─── Provided data

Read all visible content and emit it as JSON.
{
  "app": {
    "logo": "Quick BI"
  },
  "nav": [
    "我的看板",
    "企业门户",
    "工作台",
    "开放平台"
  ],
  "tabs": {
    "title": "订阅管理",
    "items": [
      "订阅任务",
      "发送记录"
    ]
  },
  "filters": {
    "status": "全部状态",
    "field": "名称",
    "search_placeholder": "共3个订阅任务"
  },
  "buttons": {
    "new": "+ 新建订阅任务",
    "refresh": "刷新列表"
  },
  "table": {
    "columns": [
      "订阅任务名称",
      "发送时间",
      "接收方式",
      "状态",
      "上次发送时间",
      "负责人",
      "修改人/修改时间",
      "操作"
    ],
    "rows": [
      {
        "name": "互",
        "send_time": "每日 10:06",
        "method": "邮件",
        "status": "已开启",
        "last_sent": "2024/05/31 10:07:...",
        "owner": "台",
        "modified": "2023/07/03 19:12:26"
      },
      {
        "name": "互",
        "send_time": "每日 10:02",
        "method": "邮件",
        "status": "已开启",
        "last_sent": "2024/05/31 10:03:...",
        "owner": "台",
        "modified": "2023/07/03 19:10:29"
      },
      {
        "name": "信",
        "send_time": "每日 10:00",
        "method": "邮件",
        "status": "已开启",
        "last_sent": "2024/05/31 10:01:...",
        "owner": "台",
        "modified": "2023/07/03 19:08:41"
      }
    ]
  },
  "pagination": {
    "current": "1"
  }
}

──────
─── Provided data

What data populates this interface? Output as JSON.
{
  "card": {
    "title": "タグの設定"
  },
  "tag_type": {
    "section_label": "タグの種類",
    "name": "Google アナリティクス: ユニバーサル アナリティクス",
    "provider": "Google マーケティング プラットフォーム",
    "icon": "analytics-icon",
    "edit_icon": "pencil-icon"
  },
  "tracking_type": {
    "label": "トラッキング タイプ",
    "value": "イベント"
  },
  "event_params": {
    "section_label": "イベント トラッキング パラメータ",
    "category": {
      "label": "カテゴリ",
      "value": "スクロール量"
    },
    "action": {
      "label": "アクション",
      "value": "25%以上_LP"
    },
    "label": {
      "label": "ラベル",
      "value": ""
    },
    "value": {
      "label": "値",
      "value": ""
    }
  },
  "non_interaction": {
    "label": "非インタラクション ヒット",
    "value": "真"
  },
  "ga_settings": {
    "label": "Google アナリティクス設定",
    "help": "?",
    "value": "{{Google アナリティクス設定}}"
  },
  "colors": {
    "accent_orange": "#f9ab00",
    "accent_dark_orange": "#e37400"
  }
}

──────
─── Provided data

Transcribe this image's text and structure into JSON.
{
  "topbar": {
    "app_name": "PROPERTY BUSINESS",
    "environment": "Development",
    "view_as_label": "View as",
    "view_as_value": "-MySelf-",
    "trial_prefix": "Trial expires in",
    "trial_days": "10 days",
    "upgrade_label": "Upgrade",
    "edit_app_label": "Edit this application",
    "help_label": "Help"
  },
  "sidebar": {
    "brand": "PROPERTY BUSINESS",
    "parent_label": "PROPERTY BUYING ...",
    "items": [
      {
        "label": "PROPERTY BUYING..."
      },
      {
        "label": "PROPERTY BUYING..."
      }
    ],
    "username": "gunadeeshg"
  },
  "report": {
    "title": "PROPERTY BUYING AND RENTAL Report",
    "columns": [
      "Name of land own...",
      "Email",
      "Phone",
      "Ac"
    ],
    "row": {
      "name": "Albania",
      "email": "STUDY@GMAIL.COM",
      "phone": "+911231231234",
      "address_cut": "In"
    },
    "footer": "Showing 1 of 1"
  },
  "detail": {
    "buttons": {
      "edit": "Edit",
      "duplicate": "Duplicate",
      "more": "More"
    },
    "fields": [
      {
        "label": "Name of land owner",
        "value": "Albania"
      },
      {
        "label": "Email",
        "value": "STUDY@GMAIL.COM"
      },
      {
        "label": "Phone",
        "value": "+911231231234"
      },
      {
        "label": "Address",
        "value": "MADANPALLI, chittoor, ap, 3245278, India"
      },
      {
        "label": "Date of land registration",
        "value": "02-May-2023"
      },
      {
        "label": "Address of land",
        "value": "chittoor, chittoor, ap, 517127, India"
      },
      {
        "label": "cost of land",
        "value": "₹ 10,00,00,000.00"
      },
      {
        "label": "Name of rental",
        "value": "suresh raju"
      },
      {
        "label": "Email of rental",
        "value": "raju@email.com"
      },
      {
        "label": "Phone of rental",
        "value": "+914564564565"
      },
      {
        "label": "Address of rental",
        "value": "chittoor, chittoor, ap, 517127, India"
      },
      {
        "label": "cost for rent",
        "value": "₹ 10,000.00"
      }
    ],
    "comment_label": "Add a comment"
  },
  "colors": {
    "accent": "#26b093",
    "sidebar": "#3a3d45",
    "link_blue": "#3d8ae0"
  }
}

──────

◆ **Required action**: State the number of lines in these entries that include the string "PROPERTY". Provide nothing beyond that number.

◆ **Answer space**: 6